Results

African Union

10/18/2021 | Press release | Distributed by Public on 10/16/2021 18:19

What Women Want

A fully-functional and complete CRVS system provides real-time data and is the gold standard for measurement of mortality in a population which is crucial during the pandemic. Data on new cases and deaths on a daily or weekly basis has been critical to show the trends and impact of the pandemic. Therefore, there have been heightened expectations of national statistical systems to provide data needed to manage the crisis including its socio-economic effects.

The following factors are guide the building of resilient civil registration and vital statistics systems in Africa that provide innovative, integrated and decentralized services for the post-COVID-19 period.

  1. Leadership in transformation

The development of robust civil registration systems is a multi-sectoral undertaking that requires the participation of a wide range of stakeholders including, first and foremost, members of public. Critical to improvements in that regard are robust governance mechanisms, strong technical and political leadership and effective coordination among governmental and non-governmental stakeholders.

Accelerating progress towards universal civil registration and the establishment of integrated identity management systems will accelerate progress on over 70 targets across the 12 Sustainable Development Goals. Establishing integrated identity management systems requires a whole of government approach, backed by political support for a coherent and coordinated response across multiple government systems.

  1. Innovation

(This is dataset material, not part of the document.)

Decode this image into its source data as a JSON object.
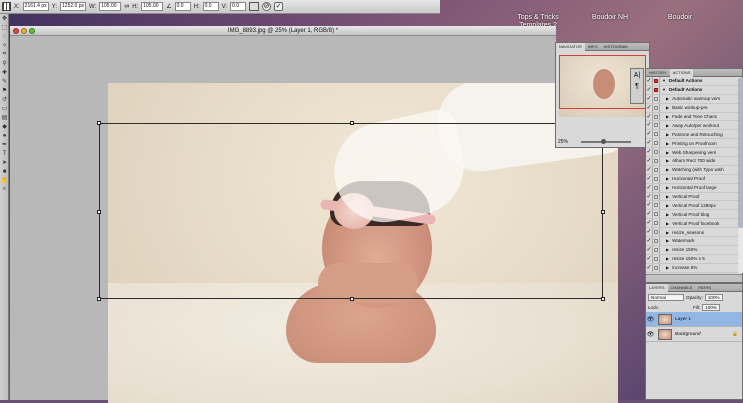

Civil registration and vital statistics systems must harness the potential of widely-available innovative technologies. The use of mobile phones in data collection and management, for example, has significant potential to enhance the operational efficiency of civil registration systems across Africa, and is widely-viewed as a game-changer. Furthermore, the roll-out of automated services can reduce the face-to-face interaction required in order to obtain vital event certificates, while moving to online applications for birth and death registration can increase efficiencies by reducing the number of intermediary administrative steps that must be completed. Indeed, digitalization of a wide range of processes, from notification to certification has huge potential for transforming slow, passive, and reactive civil registration systems that depend on in-person attendance into systems that are resilient, proactive and agile.

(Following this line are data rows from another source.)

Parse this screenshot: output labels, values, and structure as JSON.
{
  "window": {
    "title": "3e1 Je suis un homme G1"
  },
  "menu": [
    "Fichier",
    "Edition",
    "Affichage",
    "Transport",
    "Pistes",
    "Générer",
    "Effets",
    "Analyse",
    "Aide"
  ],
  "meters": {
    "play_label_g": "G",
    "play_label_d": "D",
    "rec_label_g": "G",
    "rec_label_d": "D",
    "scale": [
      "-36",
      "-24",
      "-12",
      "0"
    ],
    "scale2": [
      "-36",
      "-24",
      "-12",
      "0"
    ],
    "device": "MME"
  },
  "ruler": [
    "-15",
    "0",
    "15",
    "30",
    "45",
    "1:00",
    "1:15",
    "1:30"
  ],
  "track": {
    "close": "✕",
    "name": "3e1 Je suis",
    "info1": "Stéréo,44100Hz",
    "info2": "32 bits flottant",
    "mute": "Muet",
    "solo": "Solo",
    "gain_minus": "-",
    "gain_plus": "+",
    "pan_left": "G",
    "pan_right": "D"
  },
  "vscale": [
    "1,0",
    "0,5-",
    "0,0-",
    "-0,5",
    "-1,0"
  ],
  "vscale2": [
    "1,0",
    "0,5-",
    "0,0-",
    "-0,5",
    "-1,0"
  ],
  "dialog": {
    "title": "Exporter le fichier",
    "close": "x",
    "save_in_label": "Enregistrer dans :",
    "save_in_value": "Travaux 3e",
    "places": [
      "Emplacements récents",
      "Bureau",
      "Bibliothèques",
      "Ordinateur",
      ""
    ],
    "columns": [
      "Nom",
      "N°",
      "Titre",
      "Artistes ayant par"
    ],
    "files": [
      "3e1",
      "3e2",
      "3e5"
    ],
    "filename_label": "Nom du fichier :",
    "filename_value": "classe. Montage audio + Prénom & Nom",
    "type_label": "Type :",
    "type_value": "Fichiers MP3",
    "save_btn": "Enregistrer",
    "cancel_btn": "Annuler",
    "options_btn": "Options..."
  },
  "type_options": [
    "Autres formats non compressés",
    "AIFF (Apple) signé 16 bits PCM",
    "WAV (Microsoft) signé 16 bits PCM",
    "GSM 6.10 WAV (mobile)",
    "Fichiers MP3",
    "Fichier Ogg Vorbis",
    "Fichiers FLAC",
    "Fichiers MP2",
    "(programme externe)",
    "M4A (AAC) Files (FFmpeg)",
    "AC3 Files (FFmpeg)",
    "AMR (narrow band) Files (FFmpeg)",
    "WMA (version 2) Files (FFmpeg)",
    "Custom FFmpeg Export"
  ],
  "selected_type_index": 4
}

  1. Integration

Countries whose civil registration and vital statistics systems are closely linked to their health sectors have been able to continue providing services during the COVID-19 pandemic. Some countries have been able to draw on their networks of health facilities and community-based health workers to provide documentation of the occurrence of vital events and to fast track notifications to the civil registrar. Designating health facility staff as informants who can complete vital event notification forms and share them with the civil registrar will help to ensure that key information on vital events is recorded. Maternal and child health services can be leveraged to capture data on births occurring at home when children are brought to child health clinics for immunizations or to receive medical treatment. Furthermore, health personnel should ensure that all children receiving treatment or immunizations have been issued birth certificates. Registrars working at health facilities can also capture vital events as they occur. This is particularly cost-efficient when there are large volumes of vital events to be registered.

  1. Decentralization

Decentralization addresses the three most important challenges that impede the operations of traditional civil registration and vital statistics systems, namely the long distances that individuals sometimes need to travel in order to reach a registration centre, the fact that a second visit to the centre is sometimes required to obtain a certificate (or indeed a third visit if a child is born at home), and paper-based processing and record keeping.

One of the key recommendations stemming from the comprehensive assessments of civil registration and vital statistics systems that have been undertaken by numerous African countries has been to increase the number of registration points through decentralization and, in the process, to delegate registration responsibilities to local authorities and national health systems.

Decentralization addresses those challenges by enlarging the scope and responsibilities of the public authorities involved in the registration process. Specific aspects of the registration process, such as notification of births and deaths, are delegated to local authorities and/or health facilities, with the civil registration authority maintaining a supervisory role and designing registration policies for the authorities responsible for delegated aspects of the process.